Supplied material:

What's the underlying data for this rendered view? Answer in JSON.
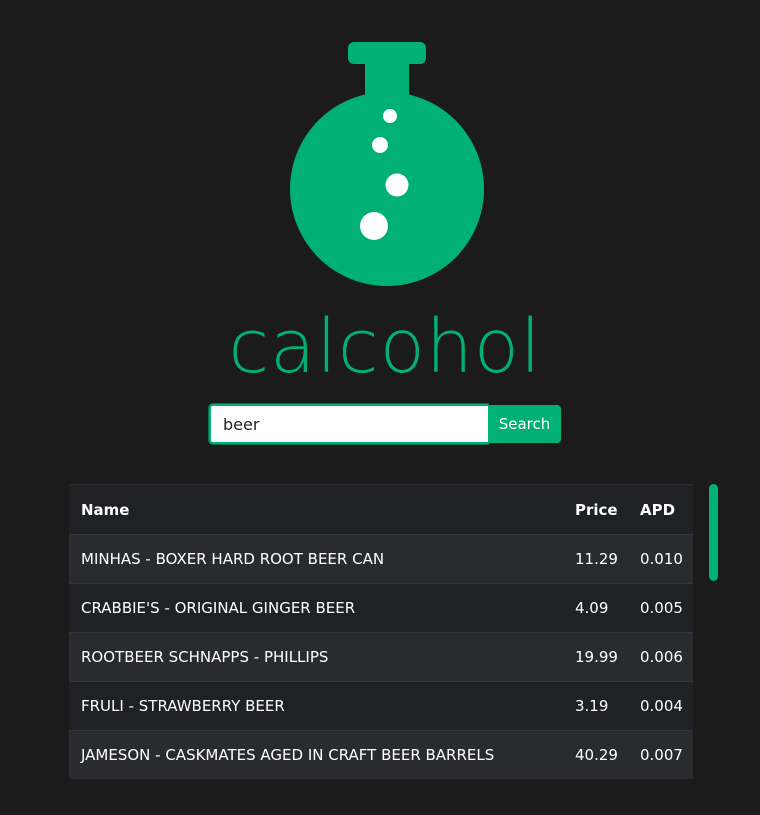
{
  "brand": {
    "name": "calcohol",
    "accent_color": "#00b074",
    "logo_icon": "flask-icon"
  },
  "search": {
    "value": "beer",
    "button_label": "Search"
  },
  "table": {
    "headers": [
      "Name",
      "Price",
      "APD"
    ],
    "rows": [
      {
        "name": "MINHAS - BOXER HARD ROOT BEER CAN",
        "price": "11.29",
        "apd": "0.010"
      },
      {
        "name": "CRABBIE'S - ORIGINAL GINGER BEER",
        "price": "4.09",
        "apd": "0.005"
      },
      {
        "name": "ROOTBEER SCHNAPPS - PHILLIPS",
        "price": "19.99",
        "apd": "0.006"
      },
      {
        "name": "FRULI - STRAWBERRY BEER",
        "price": "3.19",
        "apd": "0.004"
      },
      {
        "name": "JAMESON - CASKMATES AGED IN CRAFT BEER BARRELS",
        "price": "40.29",
        "apd": "0.007"
      }
    ]
  }
}
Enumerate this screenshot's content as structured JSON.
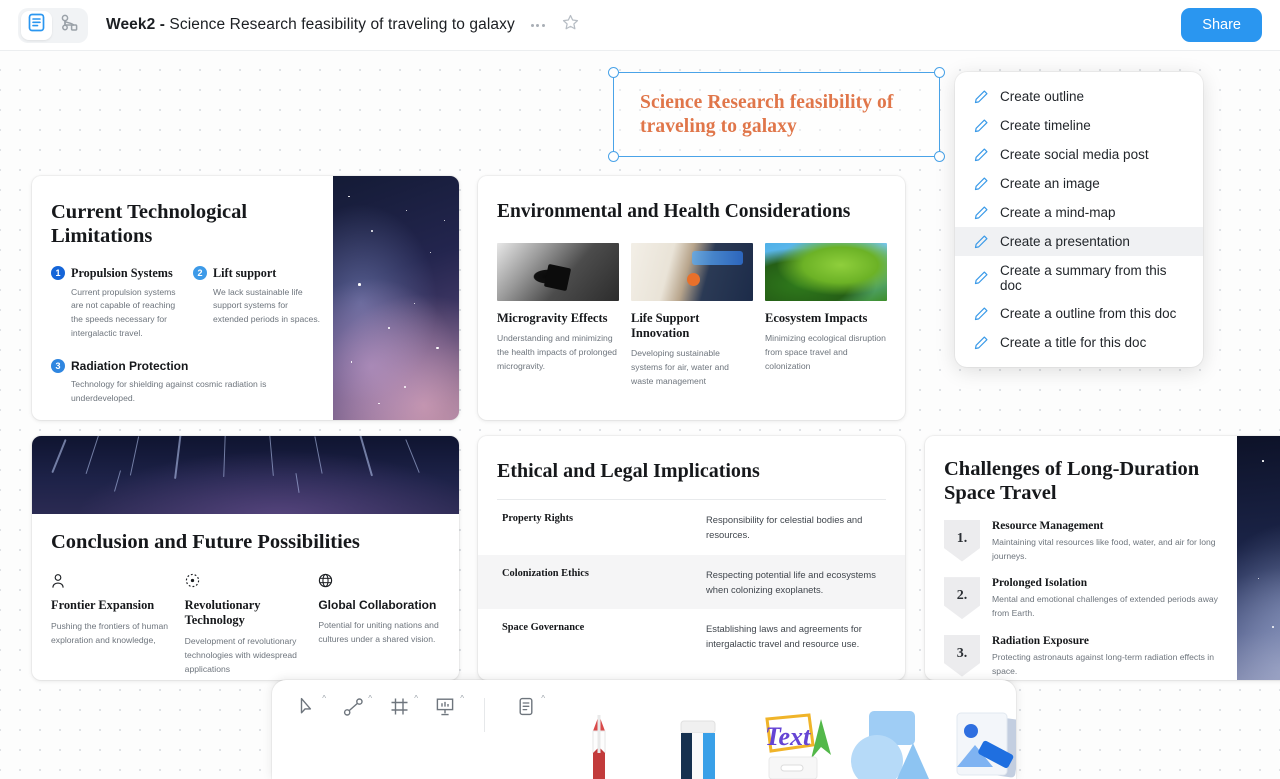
{
  "header": {
    "mode_doc_icon": "document-icon",
    "mode_flow_icon": "flowchart-icon",
    "breadcrumb_prefix": "Week2 - ",
    "doc_title": "Science Research feasibility of traveling to galaxy",
    "more_icon": "more-options-icon",
    "star_icon": "star-outline-icon",
    "share_label": "Share",
    "accent_blue": "#2a96f0"
  },
  "title_block": {
    "text": "Science Research feasibility of traveling to galaxy",
    "text_color": "#e0764a",
    "selection_color": "#4aa3e8",
    "selected": true
  },
  "ai_menu": {
    "icon": "pencil-icon",
    "highlighted": "Create a presentation",
    "items": [
      {
        "label": "Create outline"
      },
      {
        "label": "Create timeline"
      },
      {
        "label": "Create social media post"
      },
      {
        "label": "Create an image"
      },
      {
        "label": "Create a mind-map"
      },
      {
        "label": "Create a presentation"
      },
      {
        "label": "Create a summary from this doc"
      },
      {
        "label": "Create a outline from this doc"
      },
      {
        "label": "Create a title for this doc"
      }
    ]
  },
  "cards": {
    "tech": {
      "title": "Current Technological Limitations",
      "items": [
        {
          "num": "1",
          "title": "Propulsion Systems",
          "body": "Current propulsion systems are not capable of reaching the speeds necessary for intergalactic travel."
        },
        {
          "num": "2",
          "title": "Lift support",
          "body": "We lack sustainable life support systems for extended periods in spaces."
        },
        {
          "num": "3",
          "title": "Radiation Protection",
          "body": "Technology for shielding against cosmic radiation is underdeveloped."
        }
      ],
      "image": "galaxy-photo"
    },
    "env": {
      "title": "Environmental and Health Considerations",
      "items": [
        {
          "image": "microgravity-cube-photo",
          "title": "Microgravity Effects",
          "body": "Understanding and minimizing the health impacts of prolonged microgravity."
        },
        {
          "image": "life-support-hand-photo",
          "title": "Life Support Innovation",
          "body": "Developing sustainable systems for air, water and waste management"
        },
        {
          "image": "green-leaves-photo",
          "title": "Ecosystem Impacts",
          "body": "Minimizing ecological disruption from space travel and colonization"
        }
      ]
    },
    "conclusion": {
      "banner_image": "star-trails-photo",
      "title": "Conclusion and Future Possibilities",
      "items": [
        {
          "icon": "person-icon",
          "title": "Frontier Expansion",
          "body": "Pushing the frontiers of human exploration and knowledge,"
        },
        {
          "icon": "atom-icon",
          "title": "Revolutionary Technology",
          "body": "Development of revolutionary technologies with widespread applications"
        },
        {
          "icon": "globe-icon",
          "title": "Global Collaboration",
          "body": "Potential for uniting nations and cultures under a shared vision."
        }
      ]
    },
    "ethical": {
      "title": "Ethical and Legal Implications",
      "rows": [
        {
          "key": "Property Rights",
          "value": "Responsibility for celestial bodies and resources."
        },
        {
          "key": "Colonization Ethics",
          "value": "Respecting potential life and ecosystems when colonizing exoplanets."
        },
        {
          "key": "Space Governance",
          "value": "Establishing laws and agreements for intergalactic travel and resource use."
        }
      ],
      "highlighted_row_index": 1
    },
    "challenges": {
      "title": "Challenges of Long-Duration Space Travel",
      "items": [
        {
          "num": "1.",
          "title": "Resource Management",
          "body": "Maintaining vital resources like food, water, and air for long journeys."
        },
        {
          "num": "2.",
          "title": "Prolonged Isolation",
          "body": "Mental and emotional challenges of extended periods away from Earth."
        },
        {
          "num": "3.",
          "title": "Radiation Exposure",
          "body": "Protecting astronauts against long-term radiation effects in space."
        }
      ],
      "image": "galaxy-photo"
    }
  },
  "toolbar": {
    "tools": [
      {
        "icon": "cursor-select-icon"
      },
      {
        "icon": "connector-line-icon"
      },
      {
        "icon": "frame-icon"
      },
      {
        "icon": "presentation-board-icon"
      },
      {
        "icon": "document-icon"
      }
    ],
    "creators": [
      {
        "icon": "pencil-draw-icon"
      },
      {
        "icon": "eraser-icon"
      },
      {
        "icon": "text-icon"
      },
      {
        "icon": "shapes-icon"
      },
      {
        "icon": "image-upload-icon"
      },
      {
        "icon": "templates-icon"
      }
    ]
  }
}
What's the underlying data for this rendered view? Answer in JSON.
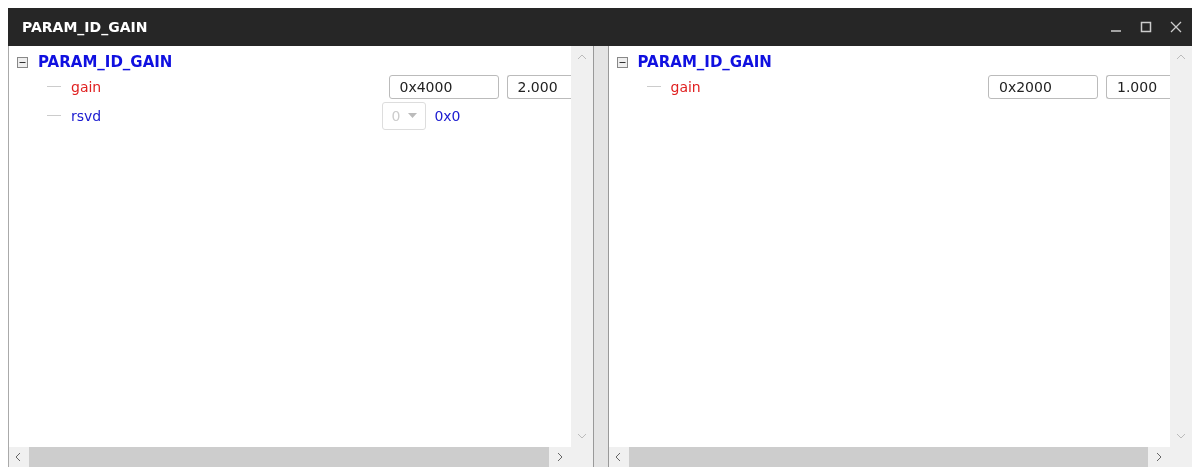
{
  "window": {
    "title": "PARAM_ID_GAIN"
  },
  "panes": [
    {
      "root": {
        "label": "PARAM_ID_GAIN",
        "expanded": true,
        "children": [
          {
            "kind": "input",
            "label": "gain",
            "color": "#e02020",
            "hex": "0x4000",
            "value": "2.000"
          },
          {
            "kind": "dropdown",
            "label": "rsvd",
            "color": "#1a1ad0",
            "selection": "0",
            "disabled": true,
            "hex": "0x0"
          }
        ]
      }
    },
    {
      "root": {
        "label": "PARAM_ID_GAIN",
        "expanded": true,
        "children": [
          {
            "kind": "input",
            "label": "gain",
            "color": "#e02020",
            "hex": "0x2000",
            "value": "1.000"
          }
        ]
      }
    }
  ]
}
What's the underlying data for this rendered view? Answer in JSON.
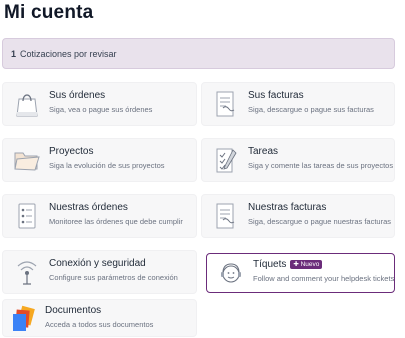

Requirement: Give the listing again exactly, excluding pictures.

Result of the task:
What's the underlying data for this rendered view? Answer in JSON.
{
  "brand": {
    "name": "calcohol",
    "accent_color": "#00b074",
    "logo_icon": "flask-icon"
  },
  "search": {
    "value": "beer",
    "button_label": "Search"
  },
  "table": {
    "headers": [
      "Name",
      "Price",
      "APD"
    ],
    "rows": [
      {
        "name": "MINHAS - BOXER HARD ROOT BEER CAN",
        "price": "11.29",
        "apd": "0.010"
      },
      {
        "name": "CRABBIE'S - ORIGINAL GINGER BEER",
        "price": "4.09",
        "apd": "0.005"
      },
      {
        "name": "ROOTBEER SCHNAPPS - PHILLIPS",
        "price": "19.99",
        "apd": "0.006"
      },
      {
        "name": "FRULI - STRAWBERRY BEER",
        "price": "3.19",
        "apd": "0.004"
      },
      {
        "name": "JAMESON - CASKMATES AGED IN CRAFT BEER BARRELS",
        "price": "40.29",
        "apd": "0.007"
      }
    ]
  }
}
Enumerate this screenshot's content as structured JSON.
{
  "header": {
    "mode_doc_icon": "document-icon",
    "mode_flow_icon": "flowchart-icon",
    "breadcrumb_prefix": "Week2 - ",
    "doc_title": "Science Research feasibility of traveling to galaxy",
    "more_icon": "more-options-icon",
    "star_icon": "star-outline-icon",
    "share_label": "Share",
    "accent_blue": "#2a96f0"
  },
  "title_block": {
    "text": "Science Research feasibility of traveling to galaxy",
    "text_color": "#e0764a",
    "selection_color": "#4aa3e8",
    "selected": true
  },
  "ai_menu": {
    "icon": "pencil-icon",
    "highlighted": "Create a presentation",
    "items": [
      {
        "label": "Create outline"
      },
      {
        "label": "Create timeline"
      },
      {
        "label": "Create social media post"
      },
      {
        "label": "Create an image"
      },
      {
        "label": "Create a mind-map"
      },
      {
        "label": "Create a presentation"
      },
      {
        "label": "Create a summary from this doc"
      },
      {
        "label": "Create a outline from this doc"
      },
      {
        "label": "Create a title for this doc"
      }
    ]
  },
  "cards": {
    "tech": {
      "title": "Current Technological Limitations",
      "items": [
        {
          "num": "1",
          "title": "Propulsion Systems",
          "body": "Current propulsion systems are not capable of reaching the speeds necessary for intergalactic travel."
        },
        {
          "num": "2",
          "title": "Lift support",
          "body": "We lack sustainable life support systems for extended periods in spaces."
        },
        {
          "num": "3",
          "title": "Radiation Protection",
          "body": "Technology for shielding against cosmic radiation is underdeveloped."
        }
      ],
      "image": "galaxy-photo"
    },
    "env": {
      "title": "Environmental and Health Considerations",
      "items": [
        {
          "image": "microgravity-cube-photo",
          "title": "Microgravity Effects",
          "body": "Understanding and minimizing the health impacts of prolonged microgravity."
        },
        {
          "image": "life-support-hand-photo",
          "title": "Life Support Innovation",
          "body": "Developing sustainable systems for air, water and waste management"
        },
        {
          "image": "green-leaves-photo",
          "title": "Ecosystem Impacts",
          "body": "Minimizing ecological disruption from space travel and colonization"
        }
      ]
    },
    "conclusion": {
      "banner_image": "star-trails-photo",
      "title": "Conclusion and Future Possibilities",
      "items": [
        {
          "icon": "person-icon",
          "title": "Frontier Expansion",
          "body": "Pushing the frontiers of human exploration and knowledge,"
        },
        {
          "icon": "atom-icon",
          "title": "Revolutionary Technology",
          "body": "Development of revolutionary technologies with widespread applications"
        },
        {
          "icon": "globe-icon",
          "title": "Global Collaboration",
          "body": "Potential for uniting nations and cultures under a shared vision."
        }
      ]
    },
    "ethical": {
      "title": "Ethical and Legal Implications",
      "rows": [
        {
          "key": "Property Rights",
          "value": "Responsibility for celestial bodies and resources."
        },
        {
          "key": "Colonization Ethics",
          "value": "Respecting potential life and ecosystems when colonizing exoplanets."
        },
        {
          "key": "Space Governance",
          "value": "Establishing laws and agreements for intergalactic travel and resource use."
        }
      ],
      "highlighted_row_index": 1
    },
    "challenges": {
      "title": "Challenges of Long-Duration Space Travel",
      "items": [
        {
          "num": "1.",
          "title": "Resource Management",
          "body": "Maintaining vital resources like food, water, and air for long journeys."
        },
        {
          "num": "2.",
          "title": "Prolonged Isolation",
          "body": "Mental and emotional challenges of extended periods away from Earth."
        },
        {
          "num": "3.",
          "title": "Radiation Exposure",
          "body": "Protecting astronauts against long-term radiation effects in space."
        }
      ],
      "image": "galaxy-photo"
    }
  },
  "toolbar": {
    "tools": [
      {
        "icon": "cursor-select-icon"
      },
      {
        "icon": "connector-line-icon"
      },
      {
        "icon": "frame-icon"
      },
      {
        "icon": "presentation-board-icon"
      },
      {
        "icon": "document-icon"
      }
    ],
    "creators": [
      {
        "icon": "pencil-draw-icon"
      },
      {
        "icon": "eraser-icon"
      },
      {
        "icon": "text-icon"
      },
      {
        "icon": "shapes-icon"
      },
      {
        "icon": "image-upload-icon"
      },
      {
        "icon": "templates-icon"
      }
    ]
  }
}
What's the underlying data for this rendered view? Answer in JSON.
{
  "window": {
    "title": "PARAM_ID_GAIN"
  },
  "panes": [
    {
      "root": {
        "label": "PARAM_ID_GAIN",
        "expanded": true,
        "children": [
          {
            "kind": "input",
            "label": "gain",
            "color": "#e02020",
            "hex": "0x4000",
            "value": "2.000"
          },
          {
            "kind": "dropdown",
            "label": "rsvd",
            "color": "#1a1ad0",
            "selection": "0",
            "disabled": true,
            "hex": "0x0"
          }
        ]
      }
    },
    {
      "root": {
        "label": "PARAM_ID_GAIN",
        "expanded": true,
        "children": [
          {
            "kind": "input",
            "label": "gain",
            "color": "#e02020",
            "hex": "0x2000",
            "value": "1.000"
          }
        ]
      }
    }
  ]
}
What's the underlying data for this rendered view? Answer in JSON.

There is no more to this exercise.